There are issues that divide this nation. Which way the toilet paper roll should be hung. Whether the toothpaste should be squeezed from top or bottom. Whether the toilet seat should be left up or down. Okay, maybe these are issues that just divide my household.
But there is one topic that comes around this time of year guaranteed to polarise opinion: HALLOWEEN
Nothing brings out the curmudgeonly, get-off-my-lawn types faster than the mention of Halloween in Australia. In our island continent saturated with Americanism, suddenly there is an onslaught of anti-American sentiment. It’s an American thing – we don’t celebrate it in Australia. It’s actually a Celtic thing, but granted the Yanks have done a splendid job commercialising it. Then there are those that are concerned about the state of our children’s teeth after consuming their weight in lollies. To those conscientious objectors, I say “conscientious objector, say hello to Easter, I wonder if you have met.”
You may have already guessed. I kind of love Halloween. As a kid, I desperately wanted to trick or treat, but it really was not a thing back in the eighties. It has definitely grown in popularity and our street (which is peopled by little people) has embraced it. Last year we dressed up as a family, went down to our local shops (who hosted a Halloween evening) and then visited the like-minded neighbours for some more Halloween fun. We had a BALL.
Here’s why I think Halloween isn’t so bad….
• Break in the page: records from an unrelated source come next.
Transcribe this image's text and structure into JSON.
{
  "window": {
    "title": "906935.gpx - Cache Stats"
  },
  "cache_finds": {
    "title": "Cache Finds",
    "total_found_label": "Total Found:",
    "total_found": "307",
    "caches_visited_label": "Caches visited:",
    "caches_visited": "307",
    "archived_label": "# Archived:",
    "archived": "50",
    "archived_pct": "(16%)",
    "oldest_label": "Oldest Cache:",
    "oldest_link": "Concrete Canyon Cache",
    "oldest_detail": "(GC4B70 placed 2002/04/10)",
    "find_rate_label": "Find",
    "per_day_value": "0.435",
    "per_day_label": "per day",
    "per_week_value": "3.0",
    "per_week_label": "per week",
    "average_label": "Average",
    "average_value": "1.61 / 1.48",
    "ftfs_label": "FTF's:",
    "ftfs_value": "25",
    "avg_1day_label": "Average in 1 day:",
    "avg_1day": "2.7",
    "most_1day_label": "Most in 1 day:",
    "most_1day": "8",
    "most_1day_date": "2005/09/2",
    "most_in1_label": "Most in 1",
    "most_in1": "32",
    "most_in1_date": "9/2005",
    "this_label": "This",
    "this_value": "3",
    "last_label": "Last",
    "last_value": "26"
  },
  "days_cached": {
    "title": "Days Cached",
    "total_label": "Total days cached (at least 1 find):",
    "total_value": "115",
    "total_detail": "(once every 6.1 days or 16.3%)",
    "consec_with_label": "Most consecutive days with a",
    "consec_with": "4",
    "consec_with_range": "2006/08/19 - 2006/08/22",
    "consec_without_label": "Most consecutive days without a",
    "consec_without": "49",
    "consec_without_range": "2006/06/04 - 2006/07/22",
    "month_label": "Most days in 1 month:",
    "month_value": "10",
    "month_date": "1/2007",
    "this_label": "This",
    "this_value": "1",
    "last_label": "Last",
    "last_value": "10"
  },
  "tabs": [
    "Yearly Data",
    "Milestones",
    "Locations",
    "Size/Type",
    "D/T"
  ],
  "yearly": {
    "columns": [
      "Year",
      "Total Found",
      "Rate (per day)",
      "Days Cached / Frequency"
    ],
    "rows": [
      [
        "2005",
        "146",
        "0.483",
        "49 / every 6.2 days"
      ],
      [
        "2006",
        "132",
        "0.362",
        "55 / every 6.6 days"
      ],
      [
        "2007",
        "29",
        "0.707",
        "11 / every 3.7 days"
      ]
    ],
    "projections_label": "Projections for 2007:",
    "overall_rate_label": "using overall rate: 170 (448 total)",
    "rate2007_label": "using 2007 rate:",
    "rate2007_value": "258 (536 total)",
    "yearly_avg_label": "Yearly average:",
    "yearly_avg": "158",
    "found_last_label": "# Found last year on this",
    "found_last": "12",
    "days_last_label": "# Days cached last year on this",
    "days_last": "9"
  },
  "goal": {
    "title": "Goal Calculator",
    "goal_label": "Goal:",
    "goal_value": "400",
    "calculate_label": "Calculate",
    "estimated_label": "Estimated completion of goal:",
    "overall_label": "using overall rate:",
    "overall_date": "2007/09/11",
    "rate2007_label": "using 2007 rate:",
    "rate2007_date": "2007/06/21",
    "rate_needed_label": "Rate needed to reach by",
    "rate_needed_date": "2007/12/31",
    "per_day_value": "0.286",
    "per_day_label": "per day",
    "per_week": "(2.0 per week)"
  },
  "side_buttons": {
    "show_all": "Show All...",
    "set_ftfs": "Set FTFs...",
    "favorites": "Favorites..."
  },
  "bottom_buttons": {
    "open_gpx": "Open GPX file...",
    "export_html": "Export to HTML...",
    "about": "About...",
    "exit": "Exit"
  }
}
The kids the adults get to dress up. I love a good dress-up. I wonder if part of the reason Halloween has grown in popularity is that the current generation of parents of young kids are suckers for a costume party. I am not sure what was in the eighties water, but there is a strong contingent of costume fans. My son’s school host an annual trivia night with a theme and you should see the costumes. Ah-mah-zing. So a whole night of dress up fun? I am SO in.
>> It promotes community. Last year we met a whole bunch of people on our street that we didn’t know before. And we are a tight-knit bunch on our street. I mean we even camp together. We now wave to those people and stop for a chat if we pass. One of the arguments against Halloween is that it is unsafe. I actually think it’s entirely the opposite as it encourages people to know each other and look out for each other. There are very few other celebrations that really allow for this.
>> It’s an opportunity to be creative and make memories with your kids. I know that a big objection that people have with Halloween is the blatant commerciality. I don’t like plastic pumpkins or scream masks much either. But I don’t think it has to be that way. There is lots of gorgeous Halloween craft. Who doesn’t like pumpkin pie? And how much fun is carving a pumpkin? It is an opportunity to create lovely things with your kids and it’s the kind of thing they will look back on and cherish.
If you do decide to join on the Halloween fun, here are some tips:
>> Let your neighbours know you will be Halloweening and that if they want to participate they can place a balloon on their letter box – we have a free printable Halloween Neighbourhood Letter for you to use.
>> If you are concerned about the emphasis on treats that rot little teeth, provide something healthy. Someone has to be the house handing out apples and dental floss. You might not delight the kids, but the parents will be happy.
>> Go along with your kids, meet your neighbours and use it as an opportunity to teach manners and confidence.
>> If your street is not trick-or-treat friendly, check out what other events are on in your neighbourhood. Our local library at Fairfield in Brisbane puts on a Halloween party each year.
>> Just remember, it’s all in good fun and every one is entitled to their own opinion …